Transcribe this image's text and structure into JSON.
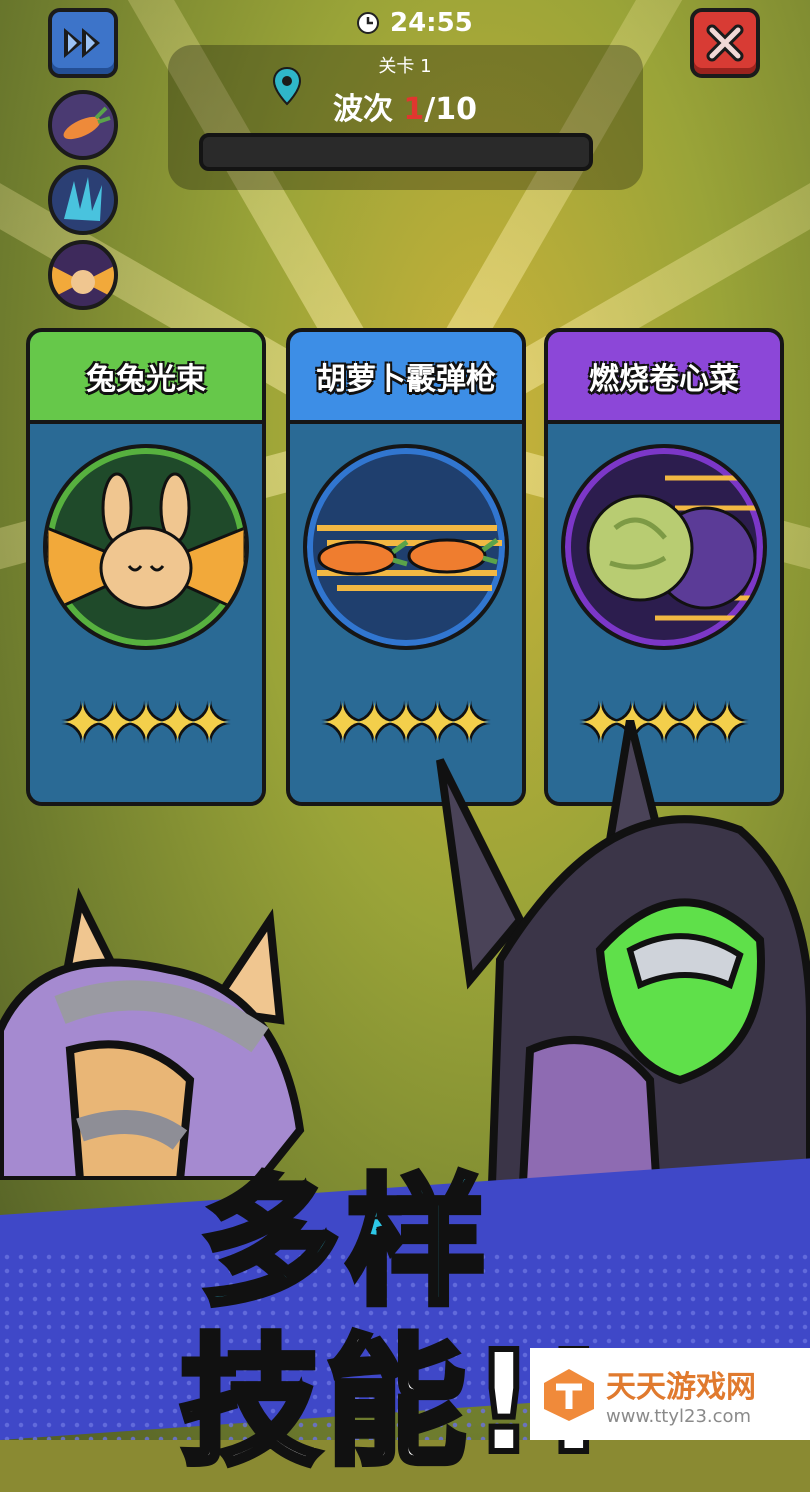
{
  "hud": {
    "timer": "24:55",
    "stage_label": "关卡 1",
    "wave_prefix": "波次 ",
    "wave_current": "1",
    "wave_total": "/10"
  },
  "skills": [
    {
      "name": "兔兔光束",
      "icon": "rabbit-beam-icon",
      "header_color": "#66c84a",
      "ring_color": "#57b13f",
      "stars": 5
    },
    {
      "name": "胡萝卜霰弹枪",
      "icon": "carrot-shotgun-icon",
      "header_color": "#3d8ee6",
      "ring_color": "#3176d0",
      "stars": 5
    },
    {
      "name": "燃烧卷心菜",
      "icon": "burning-cabbage-icon",
      "header_color": "#8c47d8",
      "ring_color": "#7c37c8",
      "stars": 5
    }
  ],
  "banner": {
    "line1": "多样",
    "line2": "技能!!"
  },
  "watermark": {
    "name": "天天游戏网",
    "url": "www.ttyl23.com"
  }
}
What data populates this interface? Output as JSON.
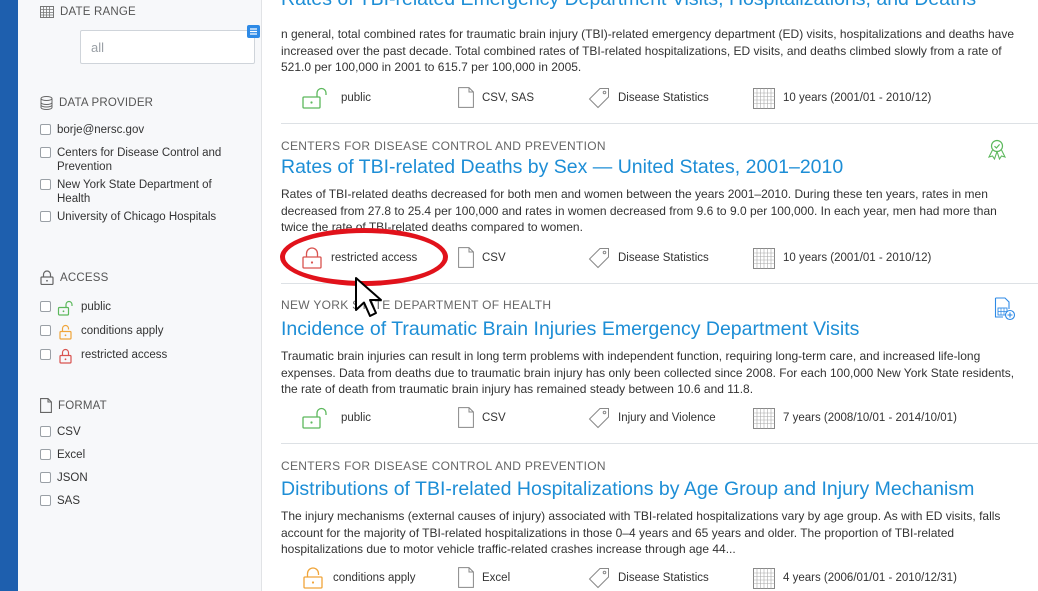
{
  "sidebar": {
    "date_range": {
      "label": "DATE RANGE",
      "value": "all"
    },
    "data_provider": {
      "label": "DATA PROVIDER",
      "items": [
        "borje@nersc.gov",
        "Centers for Disease Control and Prevention",
        "New York State Department of Health",
        "University of Chicago Hospitals"
      ]
    },
    "access": {
      "label": "ACCESS",
      "items": [
        "public",
        "conditions apply",
        "restricted access"
      ]
    },
    "format": {
      "label": "FORMAT",
      "items": [
        "CSV",
        "Excel",
        "JSON",
        "SAS"
      ]
    }
  },
  "results": [
    {
      "title": "Rates of TBI-related Emergency Department Visits, Hospitalizations, and Deaths",
      "description": "n general, total combined rates for traumatic brain injury (TBI)-related emergency department (ED) visits, hospitalizations and deaths have increased over the past decade. Total combined rates of TBI-related hospitalizations, ED visits, and deaths climbed slowly from a rate of 521.0 per 100,000 in 2001 to 615.7 per 100,000 in 2005.",
      "access": "public",
      "format": "CSV, SAS",
      "category": "Disease Statistics",
      "time": "10 years (2001/01 - 2010/12)"
    },
    {
      "agency": "CENTERS FOR DISEASE CONTROL AND PREVENTION",
      "title": "Rates of TBI-related Deaths by Sex — United States, 2001–2010",
      "description": "Rates of TBI-related deaths decreased for both men and women between the years 2001–2010. During these ten years, rates in men decreased from 27.8 to 25.4 per 100,000 and rates in women decreased from 9.6 to 9.0 per 100,000. In each year, men had more than twice the rate of TBI-related deaths compared to women.",
      "access": "restricted access",
      "format": "CSV",
      "category": "Disease Statistics",
      "time": "10 years (2001/01 - 2010/12)"
    },
    {
      "agency": "NEW YORK STATE DEPARTMENT OF HEALTH",
      "title": "Incidence of Traumatic Brain Injuries Emergency Department Visits",
      "description": "Traumatic brain injuries can result in long term problems with independent function, requiring long-term care, and increased life-long expenses. Data from deaths due to traumatic brain injury has only been collected since 2008. For each 100,000 New York State residents, the rate of death from traumatic brain injury has remained steady between 10.6 and 11.8.",
      "access": "public",
      "format": "CSV",
      "category": "Injury and Violence",
      "time": "7 years (2008/10/01 - 2014/10/01)"
    },
    {
      "agency": "CENTERS FOR DISEASE CONTROL AND PREVENTION",
      "title": "Distributions of TBI-related Hospitalizations by Age Group and Injury Mechanism",
      "description": "The injury mechanisms (external causes of injury) associated with TBI-related hospitalizations vary by age group. As with ED visits, falls account for the majority of TBI-related hospitalizations in those 0–4 years and 65 years and older. The proportion of TBI-related hospitalizations due to motor vehicle traffic-related crashes increase through age 44...",
      "access": "conditions apply",
      "format": "Excel",
      "category": "Disease Statistics",
      "time": "4 years (2006/01/01 - 2010/12/31)"
    }
  ],
  "colors": {
    "public": "#5cb85c",
    "conditions": "#f0a53a",
    "restricted": "#d9534f",
    "link": "#1d8ed6",
    "highlight": "#e1121b"
  }
}
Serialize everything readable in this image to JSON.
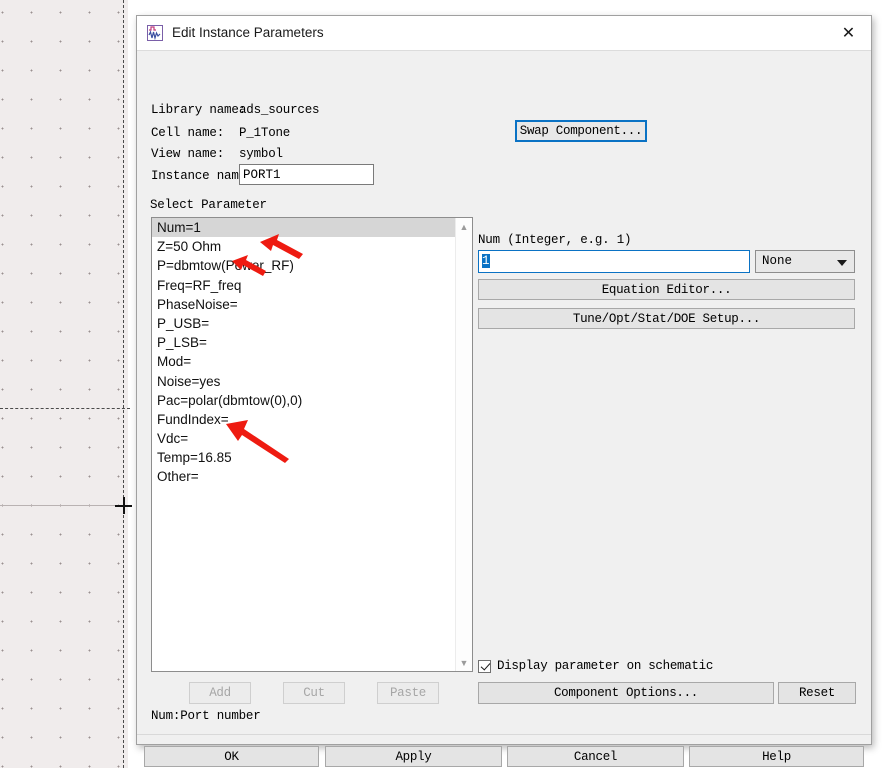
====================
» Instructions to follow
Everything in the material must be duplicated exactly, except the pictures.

» Answer to this task
Transcribe this image's text and structure into JSON.
{
  "hud": {
    "timer": "24:55",
    "stage_label": "关卡 1",
    "wave_prefix": "波次 ",
    "wave_current": "1",
    "wave_total": "/10"
  },
  "skills": [
    {
      "name": "兔兔光束",
      "icon": "rabbit-beam-icon",
      "header_color": "#66c84a",
      "ring_color": "#57b13f",
      "stars": 5
    },
    {
      "name": "胡萝卜霰弹枪",
      "icon": "carrot-shotgun-icon",
      "header_color": "#3d8ee6",
      "ring_color": "#3176d0",
      "stars": 5
    },
    {
      "name": "燃烧卷心菜",
      "icon": "burning-cabbage-icon",
      "header_color": "#8c47d8",
      "ring_color": "#7c37c8",
      "stars": 5
    }
  ],
  "banner": {
    "line1": "多样",
    "line2": "技能!!"
  },
  "watermark": {
    "name": "天天游戏网",
    "url": "www.ttyl23.com"
  }
}
What data populates this interface? Output as JSON.
{
  "sidebar": {
    "date_range": {
      "label": "DATE RANGE",
      "value": "all"
    },
    "data_provider": {
      "label": "DATA PROVIDER",
      "items": [
        "borje@nersc.gov",
        "Centers for Disease Control and Prevention",
        "New York State Department of Health",
        "University of Chicago Hospitals"
      ]
    },
    "access": {
      "label": "ACCESS",
      "items": [
        "public",
        "conditions apply",
        "restricted access"
      ]
    },
    "format": {
      "label": "FORMAT",
      "items": [
        "CSV",
        "Excel",
        "JSON",
        "SAS"
      ]
    }
  },
  "results": [
    {
      "title": "Rates of TBI-related Emergency Department Visits, Hospitalizations, and Deaths",
      "description": "n general, total combined rates for traumatic brain injury (TBI)-related emergency department (ED) visits, hospitalizations and deaths have increased over the past decade. Total combined rates of TBI-related hospitalizations, ED visits, and deaths climbed slowly from a rate of 521.0 per 100,000 in 2001 to 615.7 per 100,000 in 2005.",
      "access": "public",
      "format": "CSV, SAS",
      "category": "Disease Statistics",
      "time": "10 years (2001/01 - 2010/12)"
    },
    {
      "agency": "CENTERS FOR DISEASE CONTROL AND PREVENTION",
      "title": "Rates of TBI-related Deaths by Sex — United States, 2001–2010",
      "description": "Rates of TBI-related deaths decreased for both men and women between the years 2001–2010. During these ten years, rates in men decreased from 27.8 to 25.4 per 100,000 and rates in women decreased from 9.6 to 9.0 per 100,000. In each year, men had more than twice the rate of TBI-related deaths compared to women.",
      "access": "restricted access",
      "format": "CSV",
      "category": "Disease Statistics",
      "time": "10 years (2001/01 - 2010/12)"
    },
    {
      "agency": "NEW YORK STATE DEPARTMENT OF HEALTH",
      "title": "Incidence of Traumatic Brain Injuries Emergency Department Visits",
      "description": "Traumatic brain injuries can result in long term problems with independent function, requiring long-term care, and increased life-long expenses. Data from deaths due to traumatic brain injury has only been collected since 2008. For each 100,000 New York State residents, the rate of death from traumatic brain injury has remained steady between 10.6 and 11.8.",
      "access": "public",
      "format": "CSV",
      "category": "Injury and Violence",
      "time": "7 years (2008/10/01 - 2014/10/01)"
    },
    {
      "agency": "CENTERS FOR DISEASE CONTROL AND PREVENTION",
      "title": "Distributions of TBI-related Hospitalizations by Age Group and Injury Mechanism",
      "description": "The injury mechanisms (external causes of injury) associated with TBI-related hospitalizations vary by age group. As with ED visits, falls account for the majority of TBI-related hospitalizations in those 0–4 years and 65 years and older. The proportion of TBI-related hospitalizations due to motor vehicle traffic-related crashes increase through age 44...",
      "access": "conditions apply",
      "format": "Excel",
      "category": "Disease Statistics",
      "time": "4 years (2006/01/01 - 2010/12/31)"
    }
  ],
  "colors": {
    "public": "#5cb85c",
    "conditions": "#f0a53a",
    "restricted": "#d9534f",
    "link": "#1d8ed6",
    "highlight": "#e1121b"
  }
}
Serialize everything readable in this image to JSON.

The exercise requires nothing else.